Task item
Exact copy, pictures excluded: reproduce every record below.

Listed records
**********

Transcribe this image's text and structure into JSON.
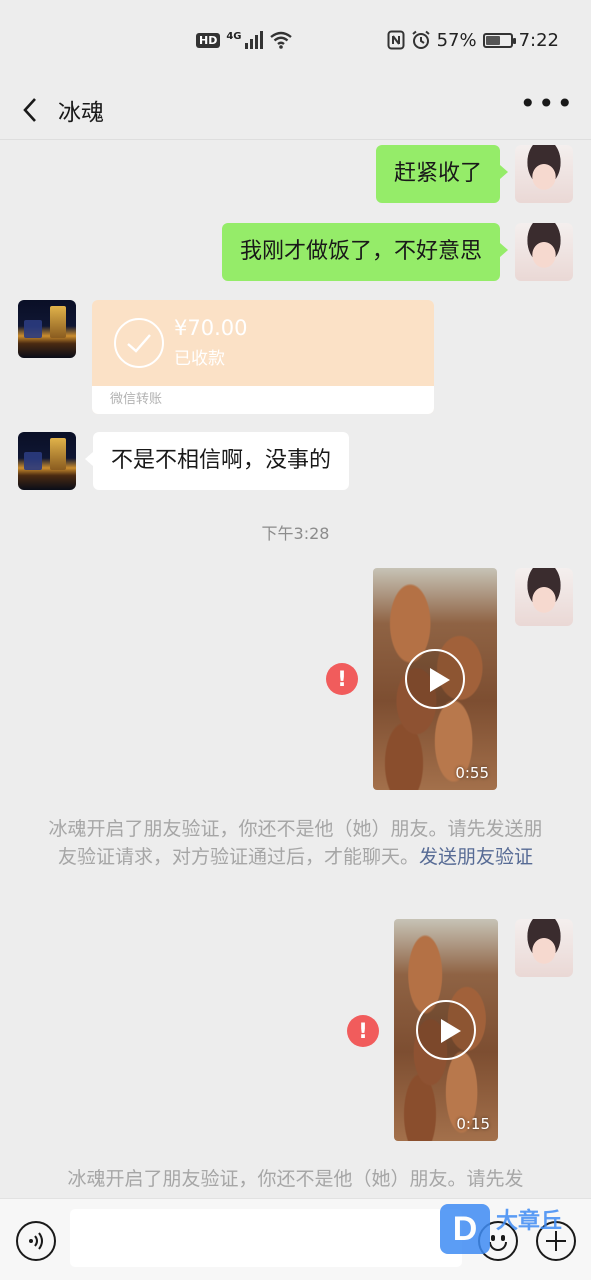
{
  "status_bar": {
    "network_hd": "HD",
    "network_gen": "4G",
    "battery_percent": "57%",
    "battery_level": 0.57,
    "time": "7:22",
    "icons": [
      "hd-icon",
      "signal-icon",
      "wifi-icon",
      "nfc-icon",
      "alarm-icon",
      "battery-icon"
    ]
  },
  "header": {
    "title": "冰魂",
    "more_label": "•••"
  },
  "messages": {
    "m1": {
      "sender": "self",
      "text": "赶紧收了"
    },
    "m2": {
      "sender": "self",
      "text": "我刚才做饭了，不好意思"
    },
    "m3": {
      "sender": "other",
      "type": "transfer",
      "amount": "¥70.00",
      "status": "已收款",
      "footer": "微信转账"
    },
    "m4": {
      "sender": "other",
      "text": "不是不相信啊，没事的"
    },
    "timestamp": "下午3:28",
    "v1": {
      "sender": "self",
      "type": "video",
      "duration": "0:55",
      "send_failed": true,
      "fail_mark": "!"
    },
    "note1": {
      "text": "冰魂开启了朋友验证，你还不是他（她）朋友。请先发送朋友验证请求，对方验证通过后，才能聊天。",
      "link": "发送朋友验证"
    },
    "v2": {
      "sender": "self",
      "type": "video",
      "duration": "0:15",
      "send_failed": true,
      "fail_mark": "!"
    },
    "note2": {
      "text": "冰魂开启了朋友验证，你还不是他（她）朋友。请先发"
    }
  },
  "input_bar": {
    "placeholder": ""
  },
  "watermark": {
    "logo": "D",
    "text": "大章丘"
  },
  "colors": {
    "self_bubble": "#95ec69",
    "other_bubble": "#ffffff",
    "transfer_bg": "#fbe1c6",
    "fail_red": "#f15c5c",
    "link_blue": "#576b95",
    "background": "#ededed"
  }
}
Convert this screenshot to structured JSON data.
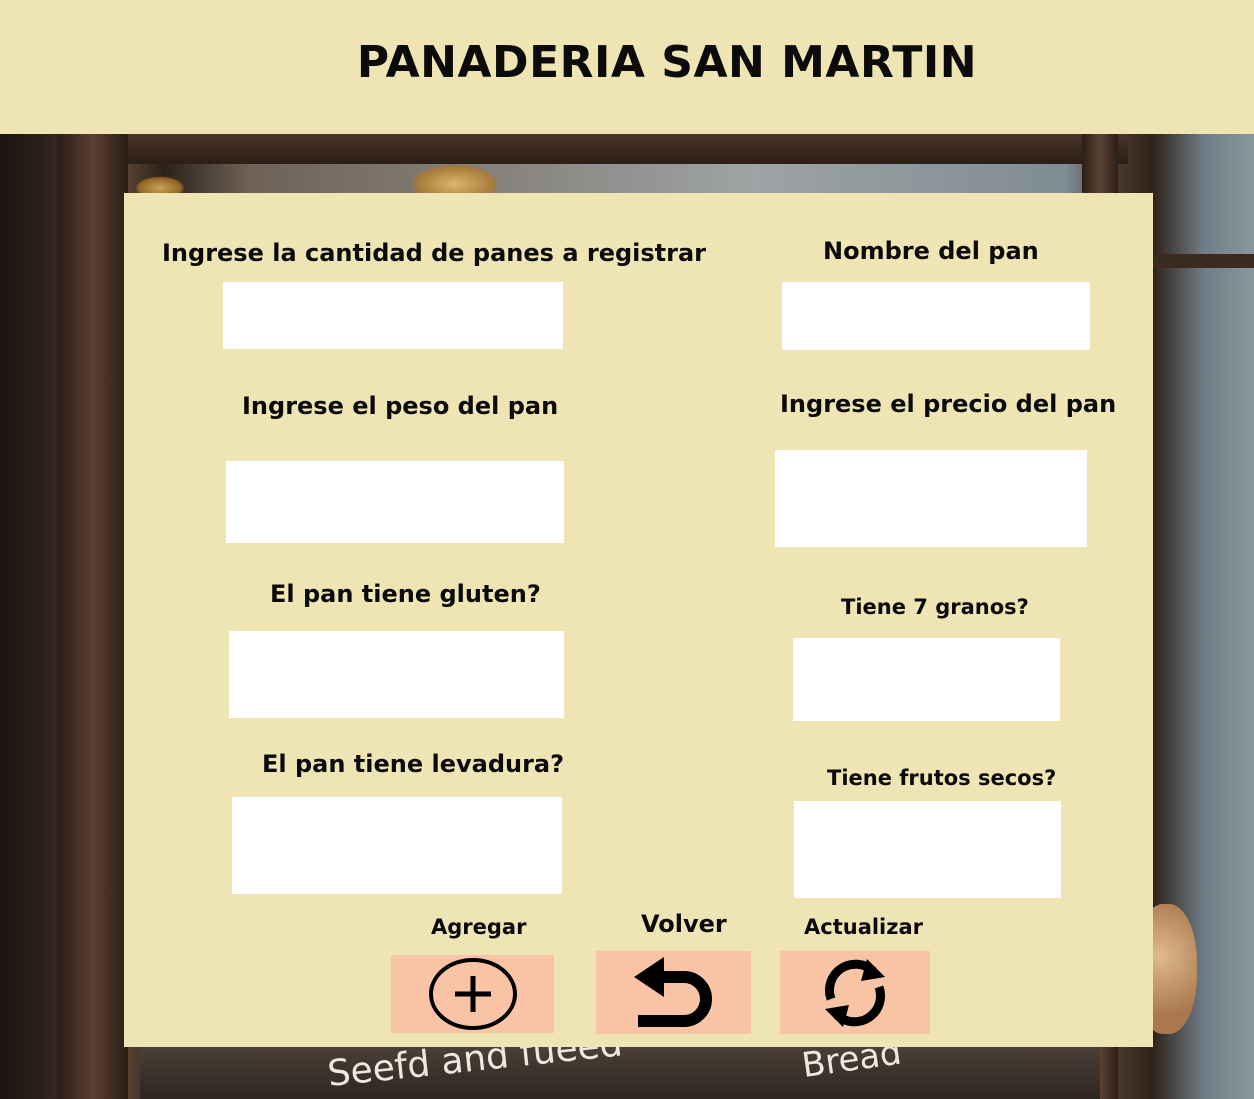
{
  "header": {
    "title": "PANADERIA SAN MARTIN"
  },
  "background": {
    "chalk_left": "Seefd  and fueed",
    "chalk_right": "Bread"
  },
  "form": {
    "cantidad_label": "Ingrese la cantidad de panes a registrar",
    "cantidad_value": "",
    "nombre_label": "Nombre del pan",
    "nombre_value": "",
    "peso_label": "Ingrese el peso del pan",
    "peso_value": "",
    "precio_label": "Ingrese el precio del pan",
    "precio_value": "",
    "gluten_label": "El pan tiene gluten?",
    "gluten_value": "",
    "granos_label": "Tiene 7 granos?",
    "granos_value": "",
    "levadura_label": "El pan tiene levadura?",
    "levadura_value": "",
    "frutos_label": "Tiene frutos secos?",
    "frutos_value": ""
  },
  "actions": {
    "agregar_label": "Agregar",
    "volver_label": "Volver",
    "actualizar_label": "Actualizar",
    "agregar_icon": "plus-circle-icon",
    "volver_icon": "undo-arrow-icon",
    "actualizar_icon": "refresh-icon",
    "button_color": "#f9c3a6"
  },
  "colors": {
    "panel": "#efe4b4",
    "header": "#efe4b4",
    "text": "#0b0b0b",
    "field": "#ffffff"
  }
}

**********

Result of this task
Transcribe this image's text and structure into JSON.
{
  "status_bar": {
    "network_hd": "HD",
    "network_gen": "4G",
    "battery_percent": "57%",
    "battery_level": 0.57,
    "time": "7:22",
    "icons": [
      "hd-icon",
      "signal-icon",
      "wifi-icon",
      "nfc-icon",
      "alarm-icon",
      "battery-icon"
    ]
  },
  "header": {
    "title": "冰魂",
    "more_label": "•••"
  },
  "messages": {
    "m1": {
      "sender": "self",
      "text": "赶紧收了"
    },
    "m2": {
      "sender": "self",
      "text": "我刚才做饭了，不好意思"
    },
    "m3": {
      "sender": "other",
      "type": "transfer",
      "amount": "¥70.00",
      "status": "已收款",
      "footer": "微信转账"
    },
    "m4": {
      "sender": "other",
      "text": "不是不相信啊，没事的"
    },
    "timestamp": "下午3:28",
    "v1": {
      "sender": "self",
      "type": "video",
      "duration": "0:55",
      "send_failed": true,
      "fail_mark": "!"
    },
    "note1": {
      "text": "冰魂开启了朋友验证，你还不是他（她）朋友。请先发送朋友验证请求，对方验证通过后，才能聊天。",
      "link": "发送朋友验证"
    },
    "v2": {
      "sender": "self",
      "type": "video",
      "duration": "0:15",
      "send_failed": true,
      "fail_mark": "!"
    },
    "note2": {
      "text": "冰魂开启了朋友验证，你还不是他（她）朋友。请先发"
    }
  },
  "input_bar": {
    "placeholder": ""
  },
  "watermark": {
    "logo": "D",
    "text": "大章丘"
  },
  "colors": {
    "self_bubble": "#95ec69",
    "other_bubble": "#ffffff",
    "transfer_bg": "#fbe1c6",
    "fail_red": "#f15c5c",
    "link_blue": "#576b95",
    "background": "#ededed"
  }
}
Convert this screenshot to structured JSON data.
{
  "header": {
    "title": "PANADERIA SAN MARTIN"
  },
  "background": {
    "chalk_left": "Seefd  and fueed",
    "chalk_right": "Bread"
  },
  "form": {
    "cantidad_label": "Ingrese la cantidad de panes a registrar",
    "cantidad_value": "",
    "nombre_label": "Nombre del pan",
    "nombre_value": "",
    "peso_label": "Ingrese el peso del pan",
    "peso_value": "",
    "precio_label": "Ingrese el precio del pan",
    "precio_value": "",
    "gluten_label": "El pan tiene gluten?",
    "gluten_value": "",
    "granos_label": "Tiene 7 granos?",
    "granos_value": "",
    "levadura_label": "El pan tiene levadura?",
    "levadura_value": "",
    "frutos_label": "Tiene frutos secos?",
    "frutos_value": ""
  },
  "actions": {
    "agregar_label": "Agregar",
    "volver_label": "Volver",
    "actualizar_label": "Actualizar",
    "agregar_icon": "plus-circle-icon",
    "volver_icon": "undo-arrow-icon",
    "actualizar_icon": "refresh-icon",
    "button_color": "#f9c3a6"
  },
  "colors": {
    "panel": "#efe4b4",
    "header": "#efe4b4",
    "text": "#0b0b0b",
    "field": "#ffffff"
  }
}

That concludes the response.